[Task item]: Exact copy, no pictures: restate each entry below word for word.

--- Source records Enclosed Below ---

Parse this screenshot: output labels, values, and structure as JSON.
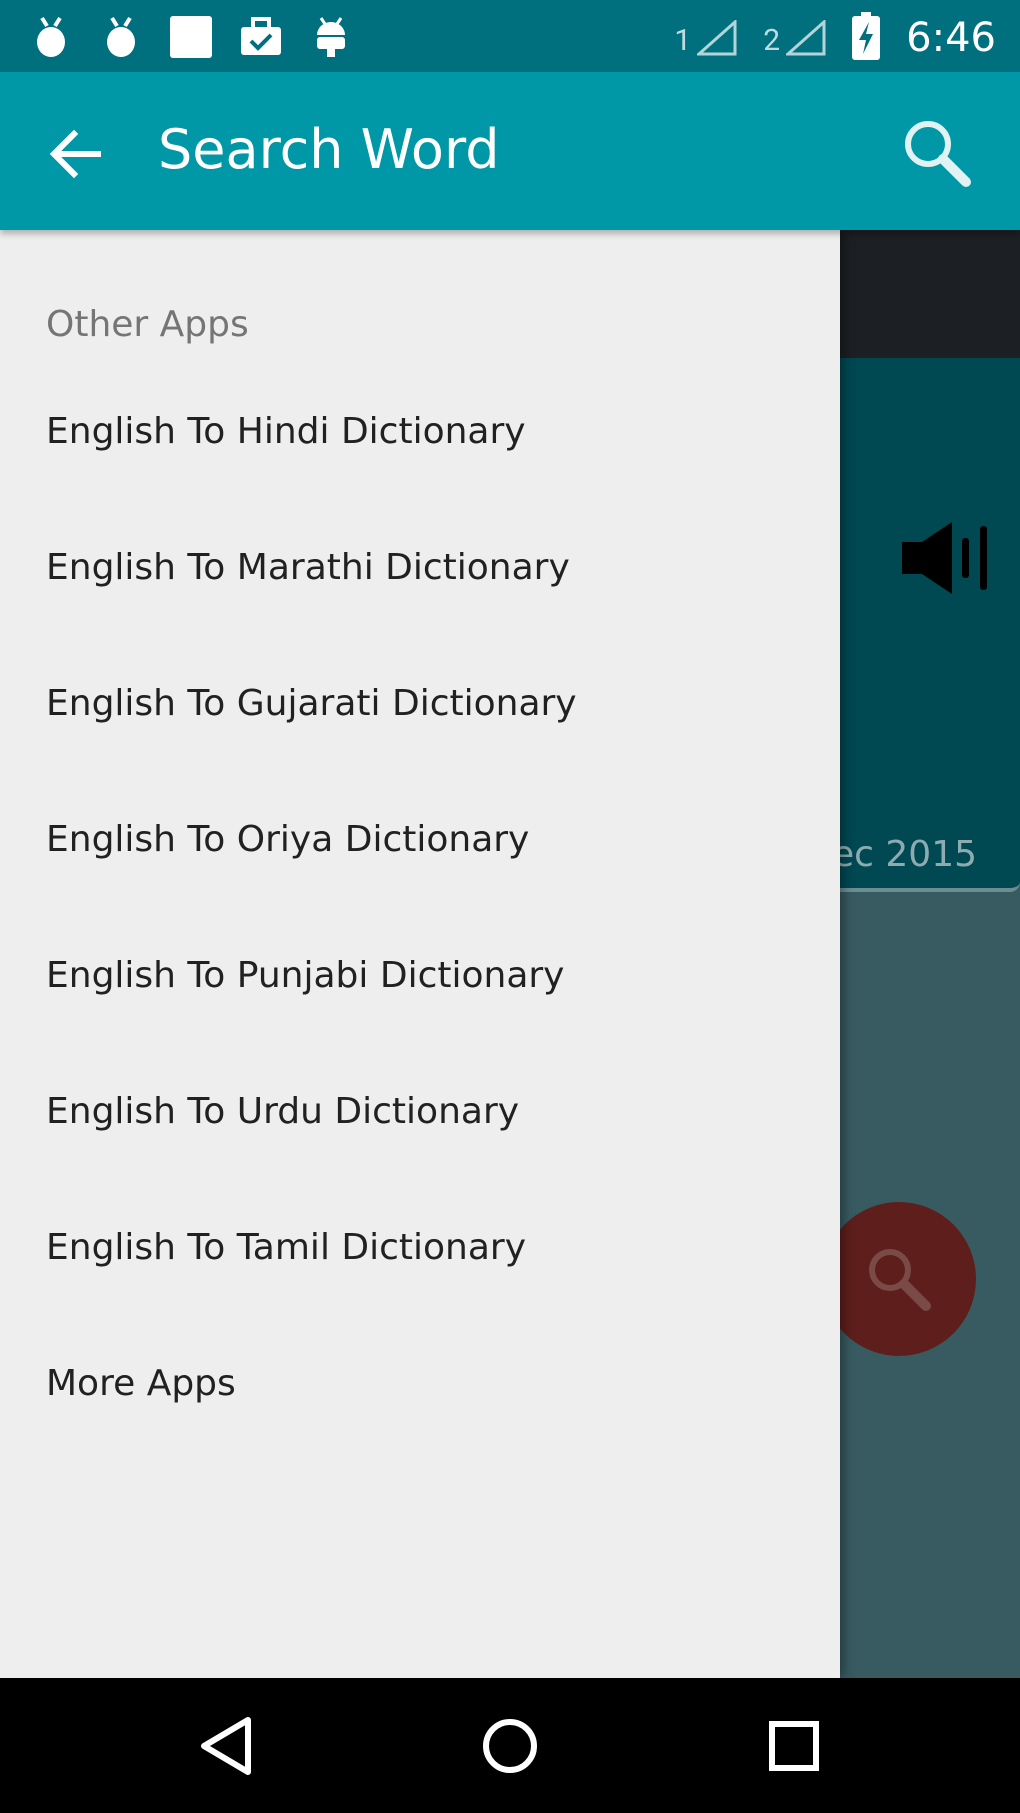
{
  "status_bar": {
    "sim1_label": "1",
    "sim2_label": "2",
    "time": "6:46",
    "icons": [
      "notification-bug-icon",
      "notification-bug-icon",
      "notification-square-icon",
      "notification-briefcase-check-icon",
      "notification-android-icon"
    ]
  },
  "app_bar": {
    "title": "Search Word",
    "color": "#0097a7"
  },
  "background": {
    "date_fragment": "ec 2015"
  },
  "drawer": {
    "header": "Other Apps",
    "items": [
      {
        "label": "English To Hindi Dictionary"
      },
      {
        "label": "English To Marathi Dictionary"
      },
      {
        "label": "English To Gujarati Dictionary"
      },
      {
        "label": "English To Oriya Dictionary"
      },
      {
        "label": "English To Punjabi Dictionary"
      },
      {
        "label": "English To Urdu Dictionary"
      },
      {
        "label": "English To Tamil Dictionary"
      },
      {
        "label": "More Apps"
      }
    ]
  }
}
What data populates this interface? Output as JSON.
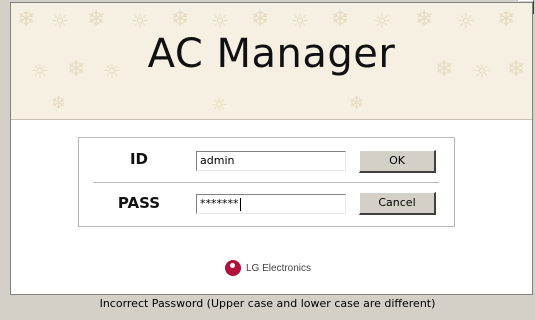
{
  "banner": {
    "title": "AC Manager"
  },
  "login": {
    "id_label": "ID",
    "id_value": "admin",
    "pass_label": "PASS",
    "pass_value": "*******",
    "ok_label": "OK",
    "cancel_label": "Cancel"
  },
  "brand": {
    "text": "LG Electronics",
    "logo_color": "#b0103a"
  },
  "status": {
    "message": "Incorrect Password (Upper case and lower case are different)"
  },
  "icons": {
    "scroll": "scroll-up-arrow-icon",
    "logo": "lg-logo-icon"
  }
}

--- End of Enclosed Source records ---

[Solution to the exercise]:
Parse this screenshot: output labels, values, and structure as JSON.
{
  "status_bar": {
    "sim1_label": "1",
    "sim2_label": "2",
    "time": "6:46",
    "icons": [
      "notification-bug-icon",
      "notification-bug-icon",
      "notification-square-icon",
      "notification-briefcase-check-icon",
      "notification-android-icon"
    ]
  },
  "app_bar": {
    "title": "Search Word",
    "color": "#0097a7"
  },
  "background": {
    "date_fragment": "ec 2015"
  },
  "drawer": {
    "header": "Other Apps",
    "items": [
      {
        "label": "English To Hindi Dictionary"
      },
      {
        "label": "English To Marathi Dictionary"
      },
      {
        "label": "English To Gujarati Dictionary"
      },
      {
        "label": "English To Oriya Dictionary"
      },
      {
        "label": "English To Punjabi Dictionary"
      },
      {
        "label": "English To Urdu Dictionary"
      },
      {
        "label": "English To Tamil Dictionary"
      },
      {
        "label": "More Apps"
      }
    ]
  }
}
What data populates this interface? Output as JSON.
{
  "banner": {
    "title": "AC Manager"
  },
  "login": {
    "id_label": "ID",
    "id_value": "admin",
    "pass_label": "PASS",
    "pass_value": "*******",
    "ok_label": "OK",
    "cancel_label": "Cancel"
  },
  "brand": {
    "text": "LG Electronics",
    "logo_color": "#b0103a"
  },
  "status": {
    "message": "Incorrect Password (Upper case and lower case are different)"
  },
  "icons": {
    "scroll": "scroll-up-arrow-icon",
    "logo": "lg-logo-icon"
  }
}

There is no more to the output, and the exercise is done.